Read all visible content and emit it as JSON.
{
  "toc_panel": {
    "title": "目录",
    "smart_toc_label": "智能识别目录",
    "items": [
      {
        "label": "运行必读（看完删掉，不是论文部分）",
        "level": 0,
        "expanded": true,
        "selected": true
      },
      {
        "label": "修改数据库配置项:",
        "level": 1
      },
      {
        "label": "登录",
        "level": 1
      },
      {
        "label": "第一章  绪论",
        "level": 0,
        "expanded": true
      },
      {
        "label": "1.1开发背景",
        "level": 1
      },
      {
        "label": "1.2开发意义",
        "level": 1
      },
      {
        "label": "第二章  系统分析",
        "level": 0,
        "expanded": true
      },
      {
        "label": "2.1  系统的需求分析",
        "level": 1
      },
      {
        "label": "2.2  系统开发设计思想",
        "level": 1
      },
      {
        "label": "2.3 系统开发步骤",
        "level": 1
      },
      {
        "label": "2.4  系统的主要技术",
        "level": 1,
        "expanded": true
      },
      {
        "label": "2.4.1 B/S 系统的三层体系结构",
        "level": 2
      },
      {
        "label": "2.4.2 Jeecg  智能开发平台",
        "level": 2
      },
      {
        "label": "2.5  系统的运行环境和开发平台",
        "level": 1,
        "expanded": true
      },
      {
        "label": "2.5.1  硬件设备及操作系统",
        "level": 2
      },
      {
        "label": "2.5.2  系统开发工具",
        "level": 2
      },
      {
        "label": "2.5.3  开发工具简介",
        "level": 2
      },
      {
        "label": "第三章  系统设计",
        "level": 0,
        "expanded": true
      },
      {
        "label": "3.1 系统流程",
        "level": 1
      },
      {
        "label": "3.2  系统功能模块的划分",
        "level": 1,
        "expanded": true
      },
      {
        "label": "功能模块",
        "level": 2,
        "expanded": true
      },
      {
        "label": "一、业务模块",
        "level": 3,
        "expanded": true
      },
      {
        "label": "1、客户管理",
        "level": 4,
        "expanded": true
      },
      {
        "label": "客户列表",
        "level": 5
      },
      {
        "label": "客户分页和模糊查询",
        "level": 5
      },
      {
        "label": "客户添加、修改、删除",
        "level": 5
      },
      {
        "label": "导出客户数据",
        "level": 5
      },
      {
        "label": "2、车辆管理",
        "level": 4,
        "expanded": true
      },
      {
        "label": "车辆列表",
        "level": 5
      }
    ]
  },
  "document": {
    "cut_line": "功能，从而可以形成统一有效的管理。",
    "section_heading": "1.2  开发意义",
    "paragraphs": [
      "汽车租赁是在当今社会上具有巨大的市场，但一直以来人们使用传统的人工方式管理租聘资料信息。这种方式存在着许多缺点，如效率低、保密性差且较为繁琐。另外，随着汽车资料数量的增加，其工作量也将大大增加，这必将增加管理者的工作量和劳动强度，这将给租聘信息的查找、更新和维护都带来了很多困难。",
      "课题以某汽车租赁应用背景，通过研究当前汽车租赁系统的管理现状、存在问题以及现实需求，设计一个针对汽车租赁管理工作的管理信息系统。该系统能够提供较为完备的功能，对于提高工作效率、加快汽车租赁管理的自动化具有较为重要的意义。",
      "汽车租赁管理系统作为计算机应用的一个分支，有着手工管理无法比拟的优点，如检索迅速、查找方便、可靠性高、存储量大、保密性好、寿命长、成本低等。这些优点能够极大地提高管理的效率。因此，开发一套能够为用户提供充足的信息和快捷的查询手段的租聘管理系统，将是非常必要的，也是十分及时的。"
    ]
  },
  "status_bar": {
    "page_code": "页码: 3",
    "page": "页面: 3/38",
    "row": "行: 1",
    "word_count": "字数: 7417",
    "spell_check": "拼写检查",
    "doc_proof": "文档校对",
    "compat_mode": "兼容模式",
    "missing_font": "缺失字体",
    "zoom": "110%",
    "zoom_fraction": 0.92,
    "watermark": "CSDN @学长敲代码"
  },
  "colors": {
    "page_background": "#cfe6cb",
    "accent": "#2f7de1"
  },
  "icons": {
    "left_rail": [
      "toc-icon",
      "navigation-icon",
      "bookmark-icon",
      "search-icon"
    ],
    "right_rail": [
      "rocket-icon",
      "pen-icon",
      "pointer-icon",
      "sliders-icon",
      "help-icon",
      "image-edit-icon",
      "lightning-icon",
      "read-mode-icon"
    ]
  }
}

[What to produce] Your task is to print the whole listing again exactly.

[Solution for this task]
Read all visible content and emit it as JSON.
{
  "toc_panel": {
    "title": "目录",
    "smart_toc_label": "智能识别目录",
    "items": [
      {
        "label": "运行必读（看完删掉，不是论文部分）",
        "level": 0,
        "expanded": true,
        "selected": true
      },
      {
        "label": "修改数据库配置项:",
        "level": 1
      },
      {
        "label": "登录",
        "level": 1
      },
      {
        "label": "第一章  绪论",
        "level": 0,
        "expanded": true
      },
      {
        "label": "1.1开发背景",
        "level": 1
      },
      {
        "label": "1.2开发意义",
        "level": 1
      },
      {
        "label": "第二章  系统分析",
        "level": 0,
        "expanded": true
      },
      {
        "label": "2.1  系统的需求分析",
        "level": 1
      },
      {
        "label": "2.2  系统开发设计思想",
        "level": 1
      },
      {
        "label": "2.3 系统开发步骤",
        "level": 1
      },
      {
        "label": "2.4  系统的主要技术",
        "level": 1,
        "expanded": true
      },
      {
        "label": "2.4.1 B/S 系统的三层体系结构",
        "level": 2
      },
      {
        "label": "2.4.2 Jeecg  智能开发平台",
        "level": 2
      },
      {
        "label": "2.5  系统的运行环境和开发平台",
        "level": 1,
        "expanded": true
      },
      {
        "label": "2.5.1  硬件设备及操作系统",
        "level": 2
      },
      {
        "label": "2.5.2  系统开发工具",
        "level": 2
      },
      {
        "label": "2.5.3  开发工具简介",
        "level": 2
      },
      {
        "label": "第三章  系统设计",
        "level": 0,
        "expanded": true
      },
      {
        "label": "3.1 系统流程",
        "level": 1
      },
      {
        "label": "3.2  系统功能模块的划分",
        "level": 1,
        "expanded": true
      },
      {
        "label": "功能模块",
        "level": 2,
        "expanded": true
      },
      {
        "label": "一、业务模块",
        "level": 3,
        "expanded": true
      },
      {
        "label": "1、客户管理",
        "level": 4,
        "expanded": true
      },
      {
        "label": "客户列表",
        "level": 5
      },
      {
        "label": "客户分页和模糊查询",
        "level": 5
      },
      {
        "label": "客户添加、修改、删除",
        "level": 5
      },
      {
        "label": "导出客户数据",
        "level": 5
      },
      {
        "label": "2、车辆管理",
        "level": 4,
        "expanded": true
      },
      {
        "label": "车辆列表",
        "level": 5
      }
    ]
  },
  "document": {
    "cut_line": "功能，从而可以形成统一有效的管理。",
    "section_heading": "1.2  开发意义",
    "paragraphs": [
      "汽车租赁是在当今社会上具有巨大的市场，但一直以来人们使用传统的人工方式管理租聘资料信息。这种方式存在着许多缺点，如效率低、保密性差且较为繁琐。另外，随着汽车资料数量的增加，其工作量也将大大增加，这必将增加管理者的工作量和劳动强度，这将给租聘信息的查找、更新和维护都带来了很多困难。",
      "课题以某汽车租赁应用背景，通过研究当前汽车租赁系统的管理现状、存在问题以及现实需求，设计一个针对汽车租赁管理工作的管理信息系统。该系统能够提供较为完备的功能，对于提高工作效率、加快汽车租赁管理的自动化具有较为重要的意义。",
      "汽车租赁管理系统作为计算机应用的一个分支，有着手工管理无法比拟的优点，如检索迅速、查找方便、可靠性高、存储量大、保密性好、寿命长、成本低等。这些优点能够极大地提高管理的效率。因此，开发一套能够为用户提供充足的信息和快捷的查询手段的租聘管理系统，将是非常必要的，也是十分及时的。"
    ]
  },
  "status_bar": {
    "page_code": "页码: 3",
    "page": "页面: 3/38",
    "row": "行: 1",
    "word_count": "字数: 7417",
    "spell_check": "拼写检查",
    "doc_proof": "文档校对",
    "compat_mode": "兼容模式",
    "missing_font": "缺失字体",
    "zoom": "110%",
    "zoom_fraction": 0.92,
    "watermark": "CSDN @学长敲代码"
  },
  "colors": {
    "page_background": "#cfe6cb",
    "accent": "#2f7de1"
  },
  "icons": {
    "left_rail": [
      "toc-icon",
      "navigation-icon",
      "bookmark-icon",
      "search-icon"
    ],
    "right_rail": [
      "rocket-icon",
      "pen-icon",
      "pointer-icon",
      "sliders-icon",
      "help-icon",
      "image-edit-icon",
      "lightning-icon",
      "read-mode-icon"
    ]
  }
}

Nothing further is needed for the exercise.